Although media and governments around the world are laser focused on climate change, the concept of reducing emissions tends to be far removed from the average consumer to make a dramatic impact on how they may view a company. In fact, 2 in 3 U.S. and European consumers say brands and retailers are not doing enough for the environment, according to Eastman’s U.S. & European Consumer Community. With most major brands and retailers having robust and trackable sustainability goals, there is clearly a disconnect between what brands and retailers are doing and what their customers are seeing and hearing.
As insights professionals, we have an opportunity to help our organizations focus on the environmental issues that most resonate with consumers and communicate goals, initiatives, and new product solutions around those issues in a meaningful way.
Eastman has found that the waste crisis – whether defined as ocean pollution or the increasing amount of waste that has to be landfilled or incinerated – is a top tier environmental concern among U.S. and European consumers. This issue started to grow in importance before the pandemic and now consistently tops the list of environmental concerns among consumers across multiple studies.
In a time when certain environmental issues have become polarized across political affiliation, demographics, and geography, the waste crisis is actually one issue that concerns and unifies consumers across generations. From young Gen Zers looking to make change in the world they are inheriting to Boomers looking to leave a better world for their children and grandchildren, the waste crisis is a leading concern. Tackling the waste crisis and communicating these initiatives presents an opportunity for brands and retailers to better connect with a wide cross-section of consumers.
In fact, the waste crisis isn’t just a concerning issue, it is something consumers are holding brands and retailers responsible for. Nearly 3 in 5 U.S. and European consumers say brands and retailers are responsible for the plastic waste crisis and should be penalized for not taking action to address the crisis – a sentiment driven by younger Gen Z and Millennial consumers.

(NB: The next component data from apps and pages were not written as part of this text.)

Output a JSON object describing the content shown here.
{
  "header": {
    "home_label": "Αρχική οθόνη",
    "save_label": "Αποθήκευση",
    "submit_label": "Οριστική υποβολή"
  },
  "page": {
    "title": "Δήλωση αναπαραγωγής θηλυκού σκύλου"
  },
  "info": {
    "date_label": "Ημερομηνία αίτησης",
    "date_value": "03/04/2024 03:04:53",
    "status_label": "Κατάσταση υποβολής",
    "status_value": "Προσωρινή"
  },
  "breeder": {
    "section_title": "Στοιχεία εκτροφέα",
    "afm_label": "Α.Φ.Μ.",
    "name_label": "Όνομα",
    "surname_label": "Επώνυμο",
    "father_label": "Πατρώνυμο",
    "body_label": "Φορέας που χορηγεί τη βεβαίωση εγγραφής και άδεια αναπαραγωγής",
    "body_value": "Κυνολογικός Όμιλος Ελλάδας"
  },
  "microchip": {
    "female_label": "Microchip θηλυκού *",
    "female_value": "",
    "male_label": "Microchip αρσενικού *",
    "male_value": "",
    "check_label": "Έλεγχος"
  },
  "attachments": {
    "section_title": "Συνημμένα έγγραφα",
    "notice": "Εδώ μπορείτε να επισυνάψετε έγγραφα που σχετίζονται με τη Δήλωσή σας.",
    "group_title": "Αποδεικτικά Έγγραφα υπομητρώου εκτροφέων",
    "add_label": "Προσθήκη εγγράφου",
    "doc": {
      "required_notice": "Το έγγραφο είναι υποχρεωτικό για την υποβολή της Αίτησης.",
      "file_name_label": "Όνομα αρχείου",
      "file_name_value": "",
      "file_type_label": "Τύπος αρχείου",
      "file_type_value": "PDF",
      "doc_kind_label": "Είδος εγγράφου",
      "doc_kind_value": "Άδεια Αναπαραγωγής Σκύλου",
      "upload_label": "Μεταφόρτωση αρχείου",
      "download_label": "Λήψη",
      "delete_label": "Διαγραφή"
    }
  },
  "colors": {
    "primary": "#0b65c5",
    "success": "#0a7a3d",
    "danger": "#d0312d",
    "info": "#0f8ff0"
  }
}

Solving the waste crisis isn’t just a way to position your company as a sustainable leader, it is something a large portion of consumers expect your company to be doing. Insights professionals can help lead the charge by showing how this issue resonates with your core audiences and what tactics—from incorporating more recycled content into products to eliminating unnecessary packaging—help move the needle on your company’s brand equity and bottom line.
Once your company understands the environmental issues most impactful to your core audiences, the next step will be to determine how those audiences define sustainability. Next month’s post will explore the myth that consumers don’t know what sustainability is. In fact, consumers have a very clear definition across industries, consumer markets, and demographics.
Click here for Justin Coates’ first column in October 2023, “Exploring 10 Myths About Global Consumers & Sustainability.”